Authors:
Publication Date:
Oct 01, 1994
Product Type:
Technical Report
Report Number:
VF-BIO-94-10
Reference Number:
SCA: 095000; 540220; PA: SWD-94:007503; EDB-95:013129; SN: 95001301704
Resource Relation:
Other Information: PBD: Oct 1994
Subject:
09 BIOMASS FUELS; 54 ENVIRONMENTAL SCIENCES; SULFUR; ECOLOGICAL CONCENTRATION; SULFUR CYCLE; ACIDIFICATION; FORESTS; WOOD FUELS; SOILS; TERRESTRIAL ECOSYSTEMS; LAND POLLUTION; SURVEYS; SOIL CHEMISTRY; BIOMASS; WOOD WASTES; NUMERICAL DATA; 095000; 540220; ENVIRONMENTAL ASPECTS; CHEMICALS MONITORING AND TRANSPORT
OSTI ID:
10105792
Research Organizations:
Vattenfall Utveckling AB, Vaellingby (Sweden)
Country of Origin:
Sweden
Language:
Swedish
Other Identifying Numbers:
Journal ID: ISSN 1100-5130; Other: ON: DE95723967; CNN: Project Bioenergy-38402-03; TRN: SE9407503
Availability:
OSTI; NTIS; INIS
Submitting Site:
SWD
Size:
64 p.
Announcement Date:
Jun 30, 2005

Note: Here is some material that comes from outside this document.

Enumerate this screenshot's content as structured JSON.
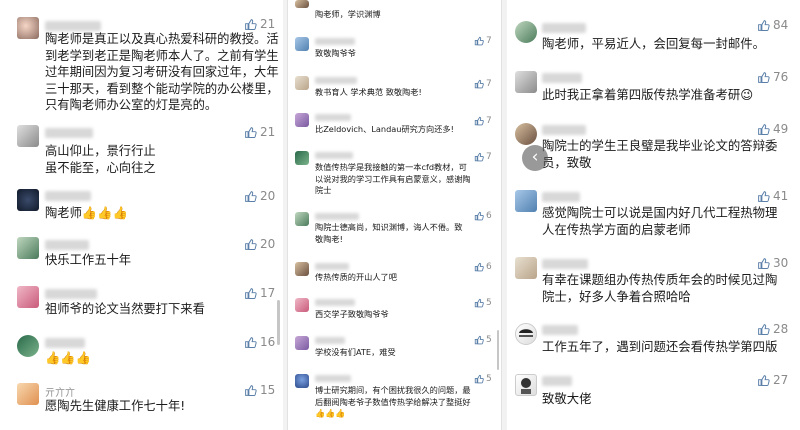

Technical Report:

Citation Formats

Lundborg, A. Forest fuel and sulphur; Skogsbraensle och svavel. Sweden: N. p., 1994. Web.
Lundborg, A. Forest fuel and sulphur; Skogsbraensle och svavel. Sweden.
Lundborg, A. 1994. "Forest fuel and sulphur; Skogsbraensle och svavel." Sweden.
@misc{etde_10105792,
title = {Forest fuel and sulphur; Skogsbraensle och svavel}
author = {Lundborg, A}
abstractNote = {This report illustrates the sulphur cycle in forest fuel and in the forest ecosystem. The hypothesis is that sulphur dioxide from combustion of forest fuel is not more acidifying than sulphur that is mineralized from tree biomass if it is left in the forest instead of being burnt. The report gives an overview of the sulphur cycle in general together with the acidifying effect of sulphur. The sulphur content in wood biomass is about 1 mg/g in the needles and 0.2-0.3 mg/g in wood. Chipped forest fuel contains 0.2-0.5 mg S/g. A removal of 40 tonnes of felling residues per hectare may contain about 8-30 kg S. The sulphur occurs both in organic, often reduced, form and as sulphate. In situations of high availability to sulphur there will be an increased proportion of sulphate. After combustion some, perhaps half, of the sulphur is left in the ashes, most of which appears to be sulphate. In mineralisation of reduced organic sulphur, of type R-SH, the sulphur is released in the form of sulphide. Hydrogen sulphide, H2S, can be oxidised by microbes to sulphate, which should be acidifying (2 H+ will remain). A very rough estimate suggests that emissions of sulphur dioxide from forest fuel, spread over the period the trees are growing, and on the area from which the trees are taken, corresponds to 0.5% of the sulphur deposition in southern Sweden. Sulphur emissions from biofuel combustion are much lower than Sweden`s and the EU`s most stringent emission limits for coal. Whole-tree removal with return of ashes will theoretically give a considerable reduction in soil acidity since large quantities of nitrogen are removed and thus the acidifying effect of nitrogen will not occur. This should be of greater importance for forest acidification than the effect of biomass sulphur. 80 refs, numerous tabs}
place = {Sweden}
year = {1994}
month = {Oct}
}